## Collection entries
#####
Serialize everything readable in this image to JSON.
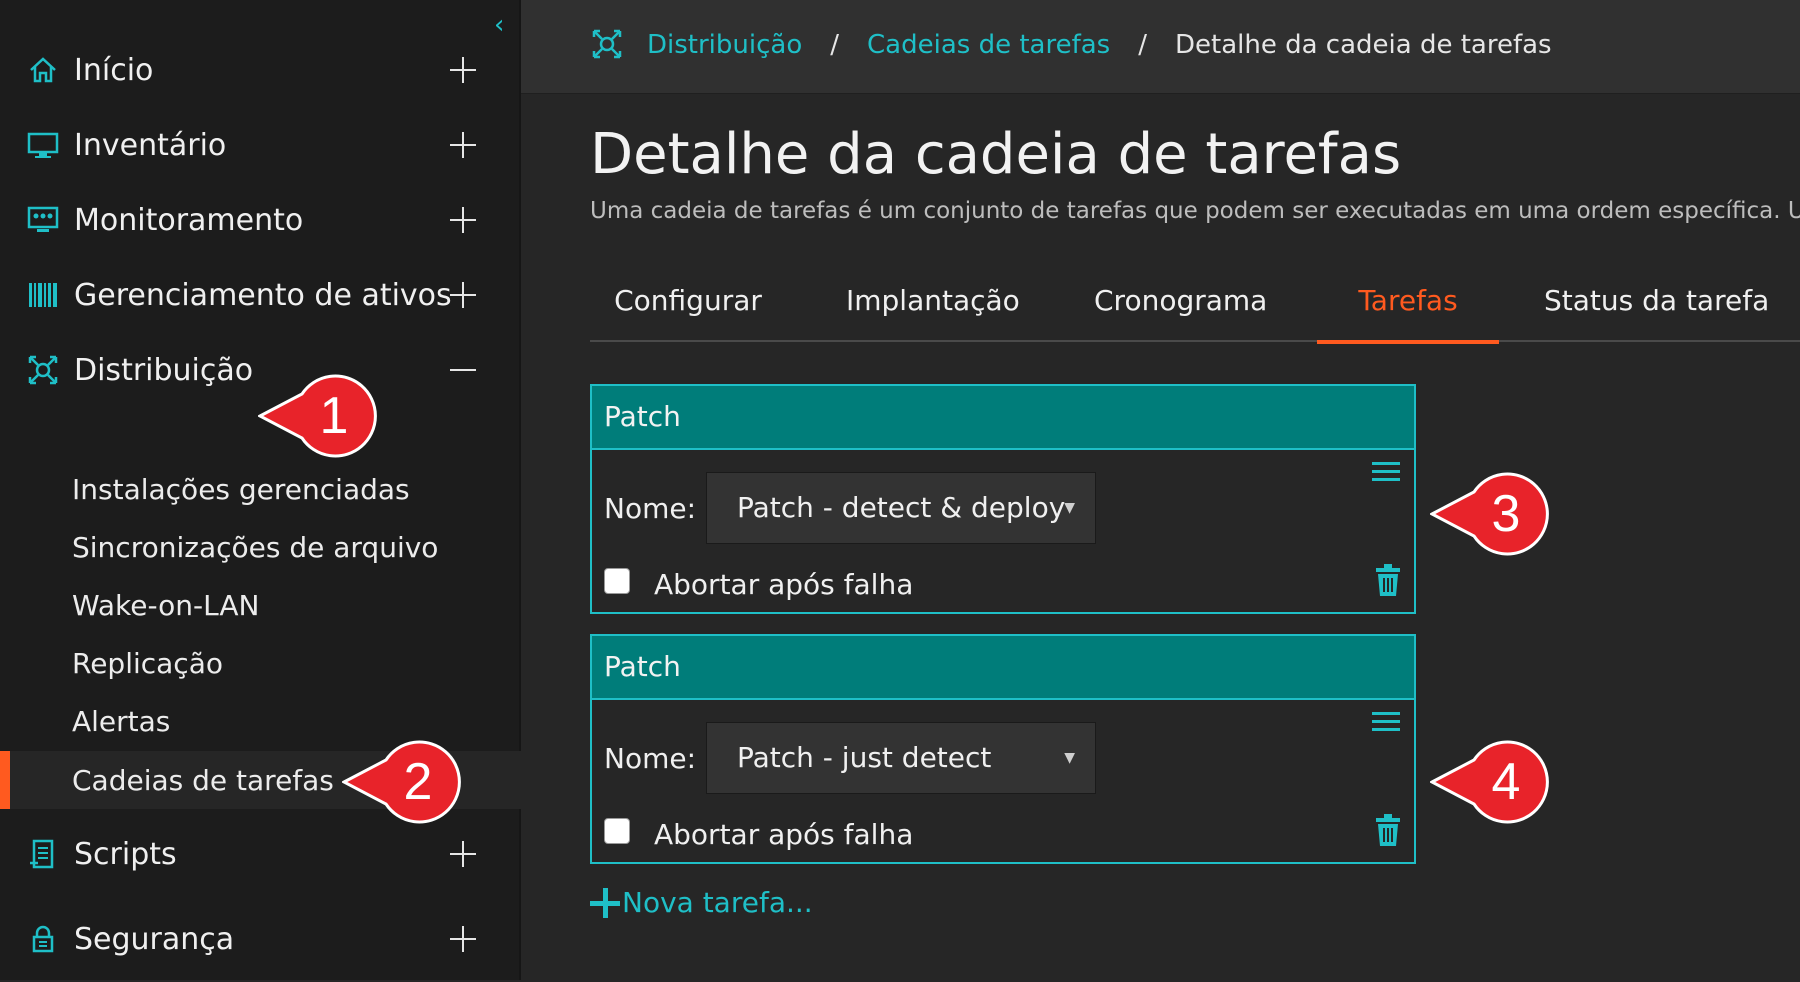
{
  "sidebar": {
    "nav": [
      {
        "label": "Início",
        "icon": "home-icon",
        "state": "collapsed"
      },
      {
        "label": "Inventário",
        "icon": "monitor-icon",
        "state": "collapsed"
      },
      {
        "label": "Monitoramento",
        "icon": "monitoring-icon",
        "state": "collapsed"
      },
      {
        "label": "Gerenciamento de ativos",
        "icon": "barcode-icon",
        "state": "collapsed"
      },
      {
        "label": "Distribuição",
        "icon": "distribution-icon",
        "state": "expanded"
      },
      {
        "label": "Scripts",
        "icon": "script-icon",
        "state": "collapsed"
      },
      {
        "label": "Segurança",
        "icon": "lock-icon",
        "state": "collapsed"
      }
    ],
    "sub_items": [
      {
        "label": "Instalações gerenciadas"
      },
      {
        "label": "Sincronizações de arquivo"
      },
      {
        "label": "Wake-on-LAN"
      },
      {
        "label": "Replicação"
      },
      {
        "label": "Alertas"
      },
      {
        "label": "Cadeias de tarefas",
        "active": true
      }
    ]
  },
  "breadcrumb": {
    "items": [
      "Distribuição",
      "Cadeias de tarefas"
    ],
    "current": "Detalhe da cadeia de tarefas",
    "separator": "/"
  },
  "page": {
    "title": "Detalhe da cadeia de tarefas",
    "description": "Uma cadeia de tarefas é um conjunto de tarefas que podem ser executadas em uma ordem específica. Use a"
  },
  "tabs": [
    {
      "label": "Configurar"
    },
    {
      "label": "Implantação"
    },
    {
      "label": "Cronograma"
    },
    {
      "label": "Tarefas",
      "active": true
    },
    {
      "label": "Status da tarefa"
    }
  ],
  "tasks": [
    {
      "header": "Patch",
      "name_label": "Nome:",
      "selected": "Patch - detect & deploy",
      "abort_label": "Abortar após falha",
      "abort_checked": false
    },
    {
      "header": "Patch",
      "name_label": "Nome:",
      "selected": "Patch - just detect",
      "abort_label": "Abortar após falha",
      "abort_checked": false
    }
  ],
  "new_task_label": "Nova tarefa...",
  "callouts": [
    "1",
    "2",
    "3",
    "4"
  ],
  "colors": {
    "accent": "#1fbfc7",
    "active": "#ff5a1f",
    "task_header": "#007d7a",
    "callout": "#e8232a"
  }
}
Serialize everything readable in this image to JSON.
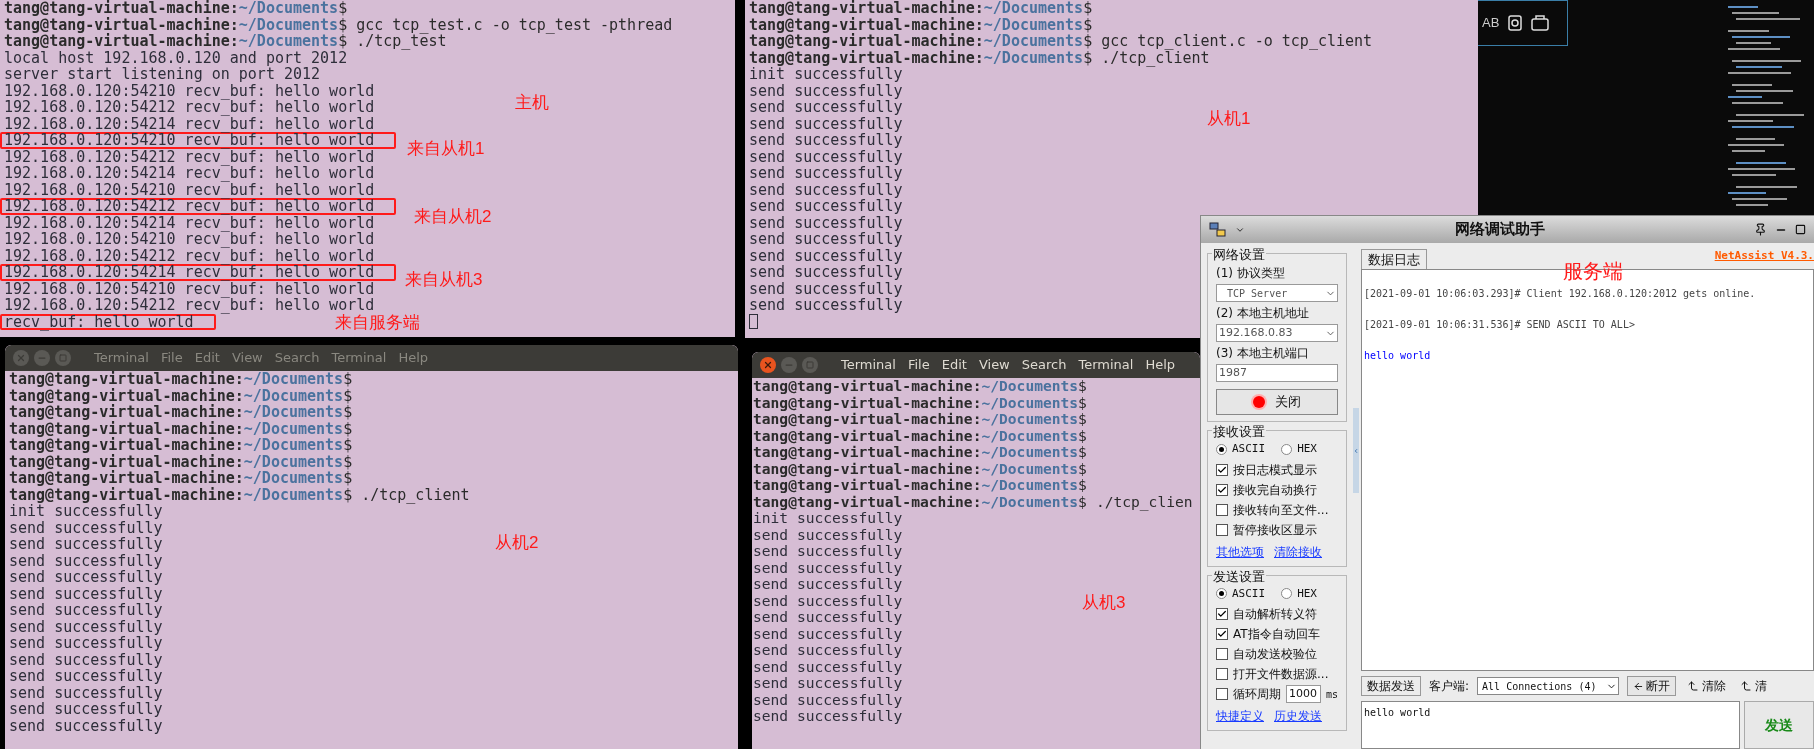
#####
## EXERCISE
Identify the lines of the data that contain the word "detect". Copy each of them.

## REPLY TO THE EXERCISE
      "selected": "Patch - detect & deploy",
      "selected": "Patch - just detect",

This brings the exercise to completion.